Date: 2 July 2022Time: 10:00 AM
Finishes: 3 July 2022Time: 9:59 AM
Venue: Virtual Event
Type of Event: Film Screening
*As part of the 2022 Taiwan Indigenous Documentaries Festival, we kindly ask that you register to view this film through Eventbrite.
Please Note: Once you registered via Eventbrite, we would send out the codes and links for the same director's screenings to your registered email address prior to the screening time, and you should receive all three individuals screenings information then.
**Registration closes 9AM BST Monday 2nd July. Links to view these films will be sent out at 9:59AM BST Monday 2nd July.
Mayaw Biho Indigenous Documentaries Series (i)
"As Life, As Pangcah" 如是生活 如是Pangcah
| 1998 | 27 mins | Taiwan |
Part oral history, part reflection on a culture at risk of being erased, this documentary presents a deep dialogue between a 94-year-old Pangcah chieftain and an indigenous filmmaker. Through words and songs, hunting trips and weaving of vines, the elderly chieftain lives and embodies the ways of the Pangcah people. He also recounts his frustrated attempts in defending traditional culture against Taiwan's encroaching modernity.
- 1998 Annual ROC Documentary Awards - Excellence Award
- 1998 Margaret Mead Film Festival
Mayaw Biho Indigenous Documentaries Series (ii)
"C'roh Is Our Name" 我們的名字叫春日
| 1997 | 34 mins | Taiwan |
The Pangcah people living in the urban area used to compete and win the dragon boat race every year, but only as hired agents in a festival event of the Han Taiwanese. In 1995, a team of Pangcah contestants decided to compete in the race under the names of their community and homeland, 'C'roh of Yuli, Hualien', striving for glory to honour their true origin.
Mayaw Biho Indigenous Documentaries Series (iii)
"Children in Heaven" 天堂小孩
| 1997 | 13 mins | Taiwan |
Charged with violation of the Water Act, the indigenous community living under the San-ying Bridge was forced to witness their shelters and homes being torn down by the government every year, while the sand and gravel processing plant on the east bank grew larger and larger; the garbage mountain on the west bank higher and higher. This absurd cycle became so familiar that the children of the community began to build and demolish make-believe houses as a game.
Director Mayaw Biho

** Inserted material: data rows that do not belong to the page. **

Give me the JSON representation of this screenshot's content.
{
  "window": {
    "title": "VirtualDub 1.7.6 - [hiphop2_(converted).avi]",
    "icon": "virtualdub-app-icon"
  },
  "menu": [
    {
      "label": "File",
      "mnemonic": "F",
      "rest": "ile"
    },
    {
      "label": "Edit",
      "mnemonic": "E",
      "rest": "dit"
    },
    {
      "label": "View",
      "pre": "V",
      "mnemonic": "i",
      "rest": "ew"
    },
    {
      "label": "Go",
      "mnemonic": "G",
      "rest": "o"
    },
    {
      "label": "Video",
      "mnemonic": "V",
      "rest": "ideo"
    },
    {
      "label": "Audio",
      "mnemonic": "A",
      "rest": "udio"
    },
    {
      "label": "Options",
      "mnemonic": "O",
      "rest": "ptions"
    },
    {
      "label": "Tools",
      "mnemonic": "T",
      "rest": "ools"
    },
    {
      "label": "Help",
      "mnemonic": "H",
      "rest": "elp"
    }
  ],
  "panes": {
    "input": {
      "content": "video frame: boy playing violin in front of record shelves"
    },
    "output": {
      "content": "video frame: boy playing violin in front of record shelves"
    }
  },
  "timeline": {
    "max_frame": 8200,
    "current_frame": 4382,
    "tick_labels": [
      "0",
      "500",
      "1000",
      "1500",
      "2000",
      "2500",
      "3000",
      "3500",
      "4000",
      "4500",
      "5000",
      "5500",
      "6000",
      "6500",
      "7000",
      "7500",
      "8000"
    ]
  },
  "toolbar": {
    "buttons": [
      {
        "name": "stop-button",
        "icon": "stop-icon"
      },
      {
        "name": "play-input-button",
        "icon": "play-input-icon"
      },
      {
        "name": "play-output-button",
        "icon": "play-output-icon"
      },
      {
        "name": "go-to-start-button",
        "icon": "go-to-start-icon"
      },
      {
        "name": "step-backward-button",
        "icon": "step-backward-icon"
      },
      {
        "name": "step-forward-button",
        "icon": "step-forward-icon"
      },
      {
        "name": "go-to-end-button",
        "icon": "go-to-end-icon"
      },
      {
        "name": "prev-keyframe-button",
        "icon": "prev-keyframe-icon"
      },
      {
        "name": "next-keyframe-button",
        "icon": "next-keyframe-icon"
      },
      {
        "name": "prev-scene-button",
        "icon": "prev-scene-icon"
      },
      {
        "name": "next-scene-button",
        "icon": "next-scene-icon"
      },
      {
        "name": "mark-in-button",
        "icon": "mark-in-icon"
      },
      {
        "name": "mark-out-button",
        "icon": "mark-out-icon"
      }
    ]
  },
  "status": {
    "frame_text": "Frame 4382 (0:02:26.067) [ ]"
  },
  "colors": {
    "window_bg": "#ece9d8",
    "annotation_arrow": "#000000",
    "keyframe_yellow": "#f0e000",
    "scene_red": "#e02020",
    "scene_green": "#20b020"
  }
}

Mayaw Biho, a Pangcah filmmaker, likes to film, photograph, and write. He has been making films since 1995, now with more than 30 titles under his name, including ten about the indigenous Pangcah people. He was born in the Pangcah community of C'roh in Yuli Township, Hualien. His name 'Mayaw' means the guarding stars by the moon. While he was still a student of the Department of Radio, Television, and Film at the Shih Hsin University, he began to shoot documentary films about cultural and socio-political issues concerning the Pangcah people. Later, his cinematic focuses extended to the histories of other indigenous peoples and the Mainlander communities in Taiwan. His works have been frequently screened, nominated for, and winning awards from the Council for Cultural Affairs, the TIDF, the Taipei Film Festival, the Golden Harvest Awards for Outstanding Short Films, and the South Taiwan Film Festival. He has served as the chairperson of the Ethnic Affairs Commission for the Tainan City Government, and the director of the Taiwan Indigenous Television. In 2019, he established the first all-Pangcah speaking kindergarten in Taiwan. In all of his endeavours, he hopes to help those who have no chance to speak out to express what they want to say.
Organiser: Centre of Taiwan Studies
Contact email: firstname.lastname@example.org
Sponsor: Taiwan Ministry of Culture & Taiwan Film and Audiovisual Institute X Taiwan Docs